ABOUT THIS TASK:
Scan the lines below and report each one containing "JSON" by copying it.

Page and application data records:

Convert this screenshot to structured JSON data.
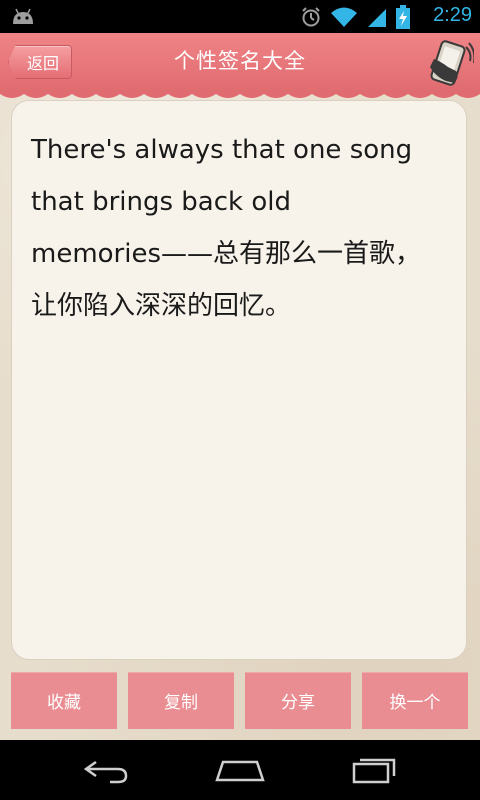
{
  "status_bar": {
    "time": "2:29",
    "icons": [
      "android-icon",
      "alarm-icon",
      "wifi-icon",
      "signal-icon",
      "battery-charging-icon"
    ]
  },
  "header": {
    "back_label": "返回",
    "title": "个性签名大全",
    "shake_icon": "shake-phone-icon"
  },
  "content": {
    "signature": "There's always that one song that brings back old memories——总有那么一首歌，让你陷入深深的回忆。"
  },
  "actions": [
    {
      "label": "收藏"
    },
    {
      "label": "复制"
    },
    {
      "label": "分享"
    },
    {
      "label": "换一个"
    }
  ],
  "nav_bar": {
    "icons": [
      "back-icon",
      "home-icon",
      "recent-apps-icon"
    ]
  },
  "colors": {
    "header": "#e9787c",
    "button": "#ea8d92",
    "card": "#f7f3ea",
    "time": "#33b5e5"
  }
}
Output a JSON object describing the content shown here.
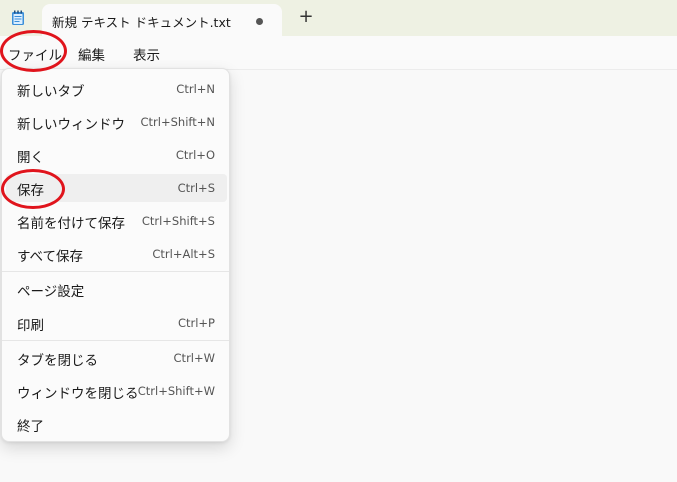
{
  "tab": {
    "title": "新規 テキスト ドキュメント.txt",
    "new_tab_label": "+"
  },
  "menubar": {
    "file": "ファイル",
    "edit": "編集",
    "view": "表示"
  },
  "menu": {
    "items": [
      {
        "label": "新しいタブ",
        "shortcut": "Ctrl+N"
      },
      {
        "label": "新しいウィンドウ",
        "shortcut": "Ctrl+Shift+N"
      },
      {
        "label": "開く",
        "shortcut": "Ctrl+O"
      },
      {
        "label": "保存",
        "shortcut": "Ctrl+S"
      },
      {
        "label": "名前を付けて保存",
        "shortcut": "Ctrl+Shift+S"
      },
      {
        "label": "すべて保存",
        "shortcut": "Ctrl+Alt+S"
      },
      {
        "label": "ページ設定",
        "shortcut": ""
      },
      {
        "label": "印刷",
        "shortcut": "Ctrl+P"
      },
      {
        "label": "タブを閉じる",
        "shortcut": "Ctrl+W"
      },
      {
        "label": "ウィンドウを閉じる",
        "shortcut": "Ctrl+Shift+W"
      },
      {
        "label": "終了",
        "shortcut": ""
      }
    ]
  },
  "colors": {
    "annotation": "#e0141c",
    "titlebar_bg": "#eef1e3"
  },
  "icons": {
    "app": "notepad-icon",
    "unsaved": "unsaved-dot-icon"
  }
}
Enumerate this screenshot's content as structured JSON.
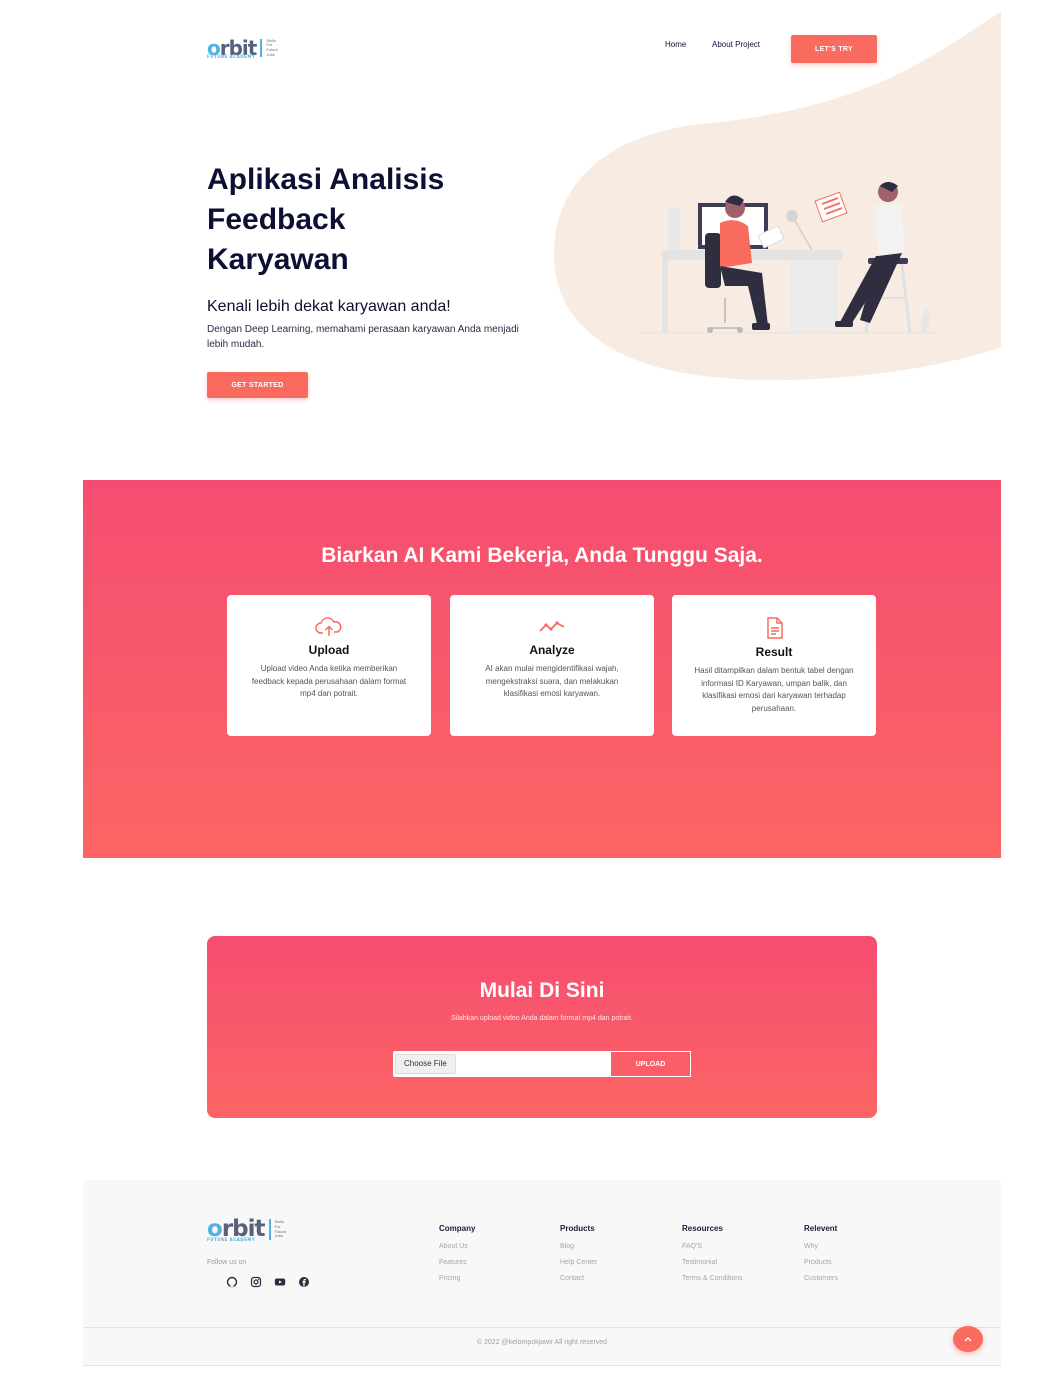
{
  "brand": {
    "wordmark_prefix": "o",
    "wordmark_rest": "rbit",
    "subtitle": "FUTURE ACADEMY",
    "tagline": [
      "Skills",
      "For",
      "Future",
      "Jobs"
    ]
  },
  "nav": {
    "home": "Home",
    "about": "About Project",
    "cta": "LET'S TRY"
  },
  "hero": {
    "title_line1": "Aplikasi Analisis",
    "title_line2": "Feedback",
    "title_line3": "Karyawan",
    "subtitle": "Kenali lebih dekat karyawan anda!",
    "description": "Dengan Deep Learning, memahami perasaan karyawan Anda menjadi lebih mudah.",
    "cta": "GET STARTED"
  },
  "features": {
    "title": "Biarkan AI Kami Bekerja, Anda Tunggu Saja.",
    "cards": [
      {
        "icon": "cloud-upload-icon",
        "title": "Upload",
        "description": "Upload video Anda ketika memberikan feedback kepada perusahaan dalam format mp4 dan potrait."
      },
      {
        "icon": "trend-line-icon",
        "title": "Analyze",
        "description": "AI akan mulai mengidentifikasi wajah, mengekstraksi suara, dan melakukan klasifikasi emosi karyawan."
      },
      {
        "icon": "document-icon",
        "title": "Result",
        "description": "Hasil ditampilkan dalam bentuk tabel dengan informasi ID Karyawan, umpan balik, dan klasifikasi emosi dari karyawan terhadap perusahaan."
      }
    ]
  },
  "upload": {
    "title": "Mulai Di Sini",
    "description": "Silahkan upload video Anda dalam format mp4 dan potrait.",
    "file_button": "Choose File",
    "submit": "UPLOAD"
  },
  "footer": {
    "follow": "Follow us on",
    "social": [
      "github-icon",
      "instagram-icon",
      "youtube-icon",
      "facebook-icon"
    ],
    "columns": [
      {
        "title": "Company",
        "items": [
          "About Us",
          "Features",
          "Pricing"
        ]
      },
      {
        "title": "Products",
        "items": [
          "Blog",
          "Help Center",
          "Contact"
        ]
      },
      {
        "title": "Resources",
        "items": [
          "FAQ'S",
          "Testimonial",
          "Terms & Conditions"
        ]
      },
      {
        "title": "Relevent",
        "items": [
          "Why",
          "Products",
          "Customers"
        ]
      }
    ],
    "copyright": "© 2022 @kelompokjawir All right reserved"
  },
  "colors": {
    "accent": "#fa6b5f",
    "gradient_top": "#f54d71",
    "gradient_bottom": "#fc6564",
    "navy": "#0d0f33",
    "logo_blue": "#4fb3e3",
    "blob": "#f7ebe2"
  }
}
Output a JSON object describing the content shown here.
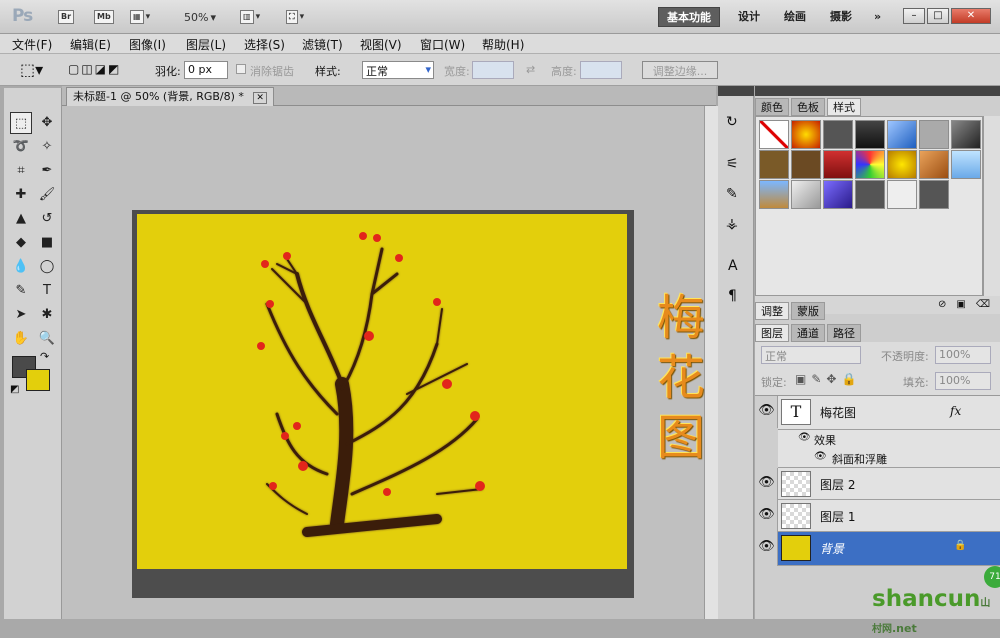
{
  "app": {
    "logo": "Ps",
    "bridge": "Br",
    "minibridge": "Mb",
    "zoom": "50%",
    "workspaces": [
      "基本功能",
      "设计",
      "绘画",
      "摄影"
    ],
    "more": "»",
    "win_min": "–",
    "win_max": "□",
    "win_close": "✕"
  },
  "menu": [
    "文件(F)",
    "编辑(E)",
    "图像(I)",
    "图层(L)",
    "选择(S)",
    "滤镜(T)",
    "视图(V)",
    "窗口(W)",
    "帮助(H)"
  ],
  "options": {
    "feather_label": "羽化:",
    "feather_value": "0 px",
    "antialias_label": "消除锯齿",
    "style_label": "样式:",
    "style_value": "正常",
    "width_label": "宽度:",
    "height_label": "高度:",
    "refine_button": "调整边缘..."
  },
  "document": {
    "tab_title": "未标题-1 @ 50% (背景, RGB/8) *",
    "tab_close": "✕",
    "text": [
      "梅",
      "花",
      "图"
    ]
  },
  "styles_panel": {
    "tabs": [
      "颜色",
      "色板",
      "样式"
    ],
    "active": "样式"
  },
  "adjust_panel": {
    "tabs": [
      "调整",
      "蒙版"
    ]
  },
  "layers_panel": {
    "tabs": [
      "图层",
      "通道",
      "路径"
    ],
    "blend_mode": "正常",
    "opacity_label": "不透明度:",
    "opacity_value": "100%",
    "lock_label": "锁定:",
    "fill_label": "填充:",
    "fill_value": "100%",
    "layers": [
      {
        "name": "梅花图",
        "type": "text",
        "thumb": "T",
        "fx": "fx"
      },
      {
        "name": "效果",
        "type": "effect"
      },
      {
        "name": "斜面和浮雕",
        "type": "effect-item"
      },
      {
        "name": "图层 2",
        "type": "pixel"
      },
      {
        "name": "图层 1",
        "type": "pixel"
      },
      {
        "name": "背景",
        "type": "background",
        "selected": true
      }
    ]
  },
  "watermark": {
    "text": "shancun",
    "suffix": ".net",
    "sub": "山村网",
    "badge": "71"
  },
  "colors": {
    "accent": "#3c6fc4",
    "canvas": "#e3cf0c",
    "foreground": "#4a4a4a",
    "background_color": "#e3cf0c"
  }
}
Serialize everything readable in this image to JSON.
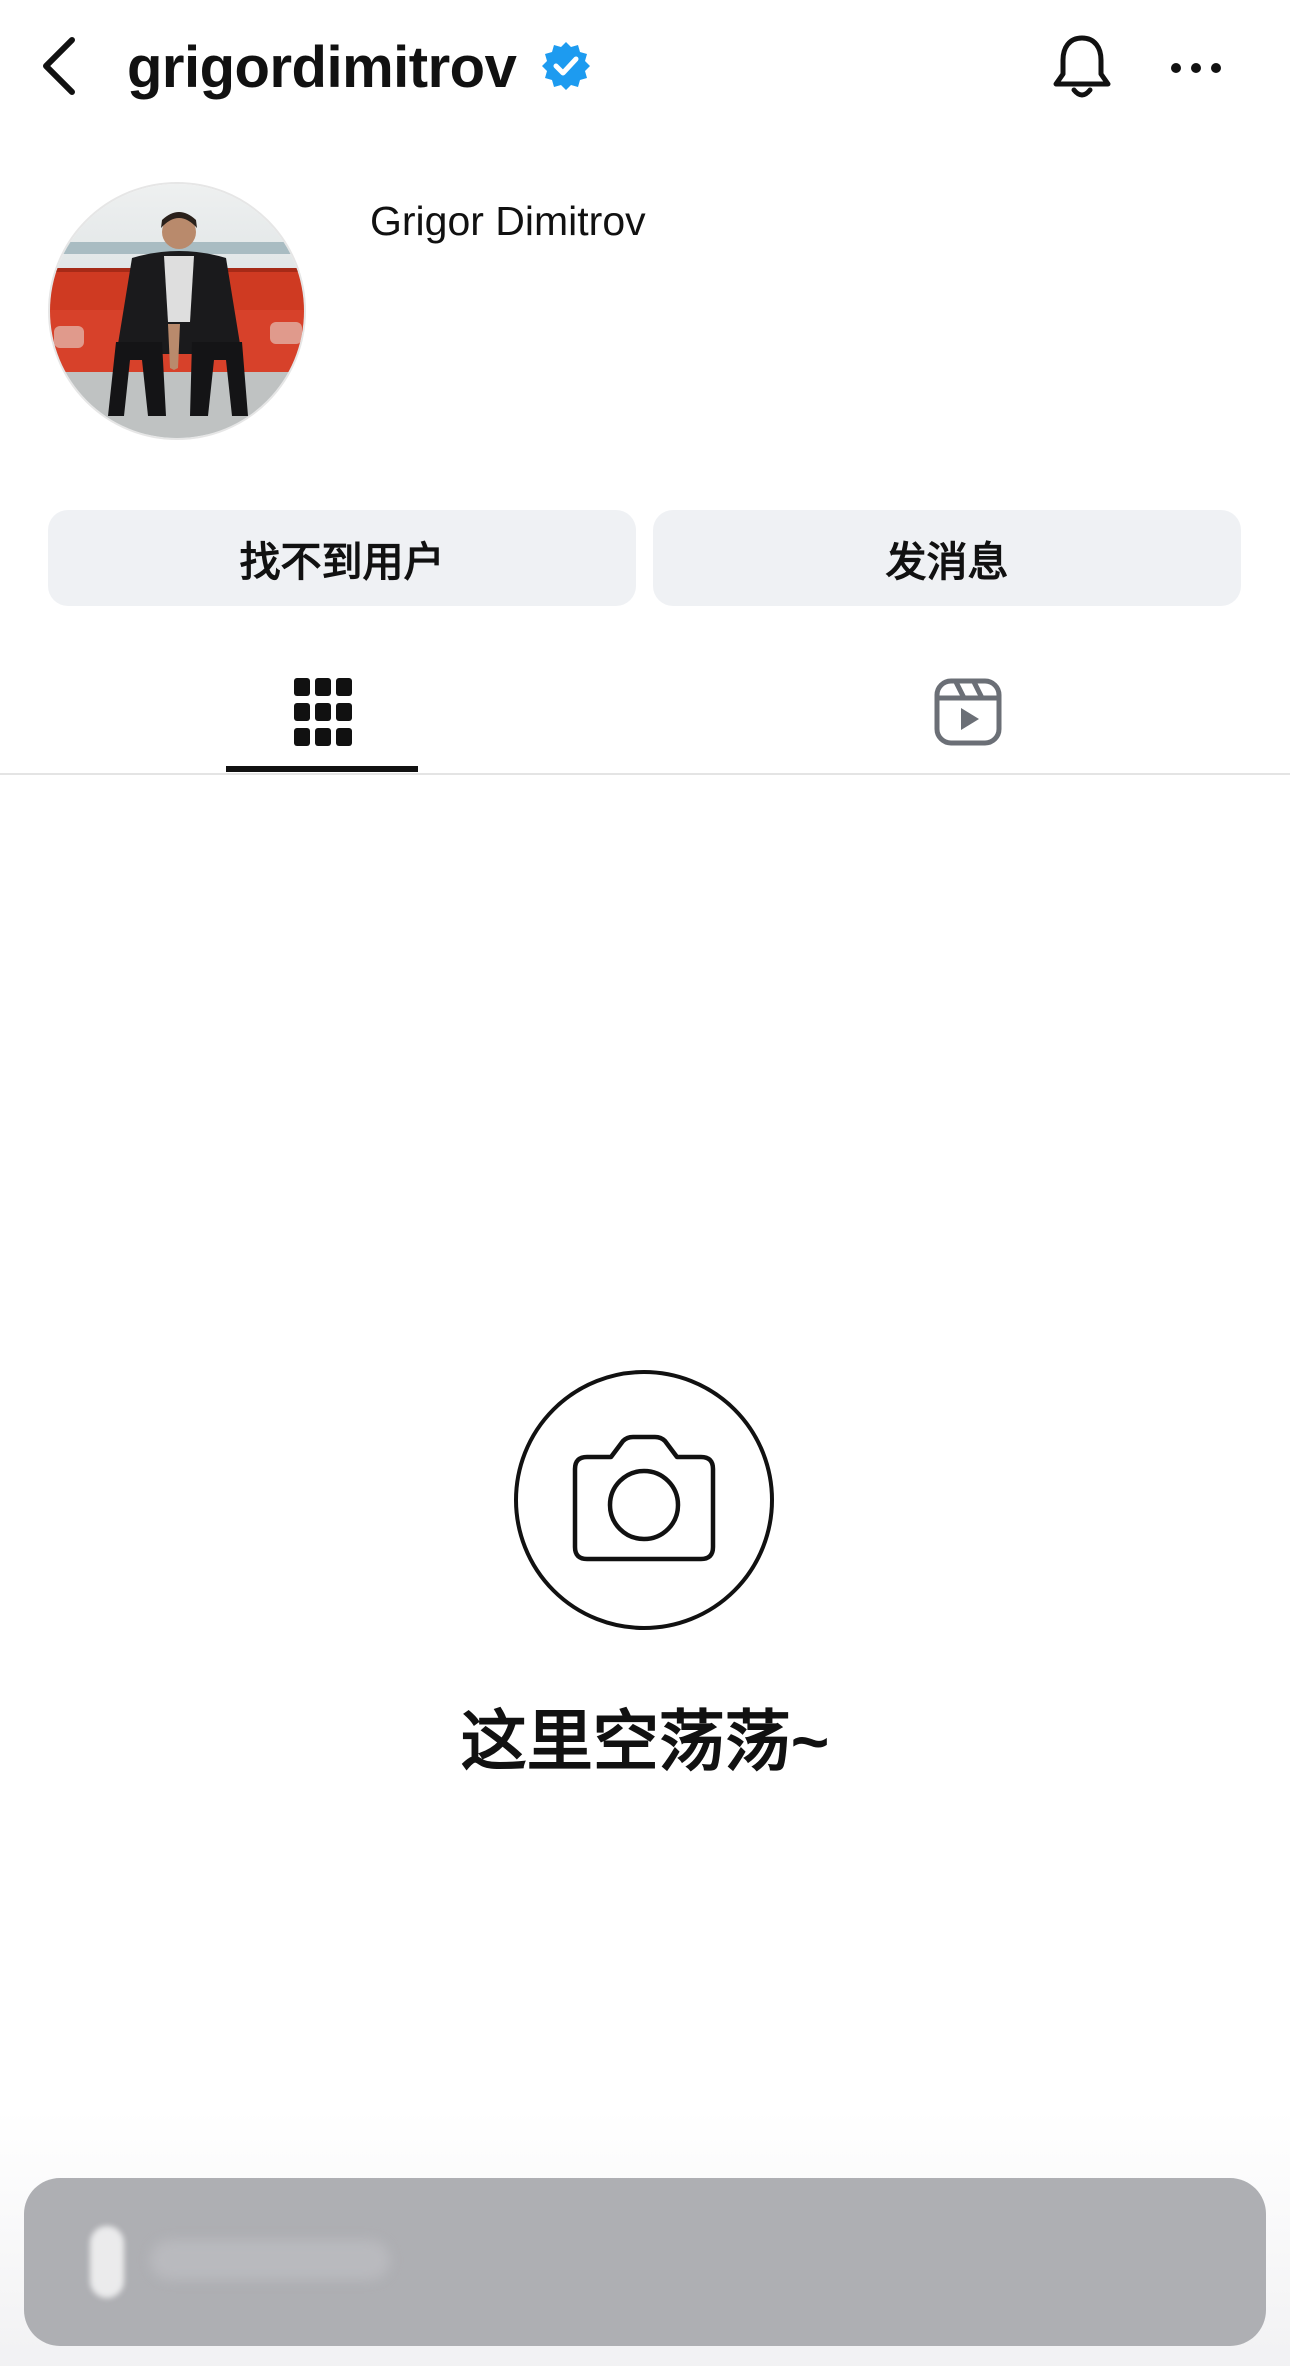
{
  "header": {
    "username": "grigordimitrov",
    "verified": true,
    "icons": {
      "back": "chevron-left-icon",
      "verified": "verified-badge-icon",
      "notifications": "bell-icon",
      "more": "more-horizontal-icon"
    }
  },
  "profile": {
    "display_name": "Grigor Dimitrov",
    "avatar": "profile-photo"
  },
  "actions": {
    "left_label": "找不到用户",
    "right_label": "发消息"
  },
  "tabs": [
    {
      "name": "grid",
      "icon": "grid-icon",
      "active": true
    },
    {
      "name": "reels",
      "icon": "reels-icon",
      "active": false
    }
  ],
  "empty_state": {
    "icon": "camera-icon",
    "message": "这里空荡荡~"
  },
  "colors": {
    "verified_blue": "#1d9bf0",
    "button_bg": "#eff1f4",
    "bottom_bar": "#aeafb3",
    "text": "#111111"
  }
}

SOLUTION FOR THIS PROBLEM:
Convert this screenshot to structured JSON data.
Output a JSON object describing the content shown here.
Enumerate this screenshot's content as structured JSON.
Output a JSON object describing the content shown here.
Serialize everything readable in this image to JSON.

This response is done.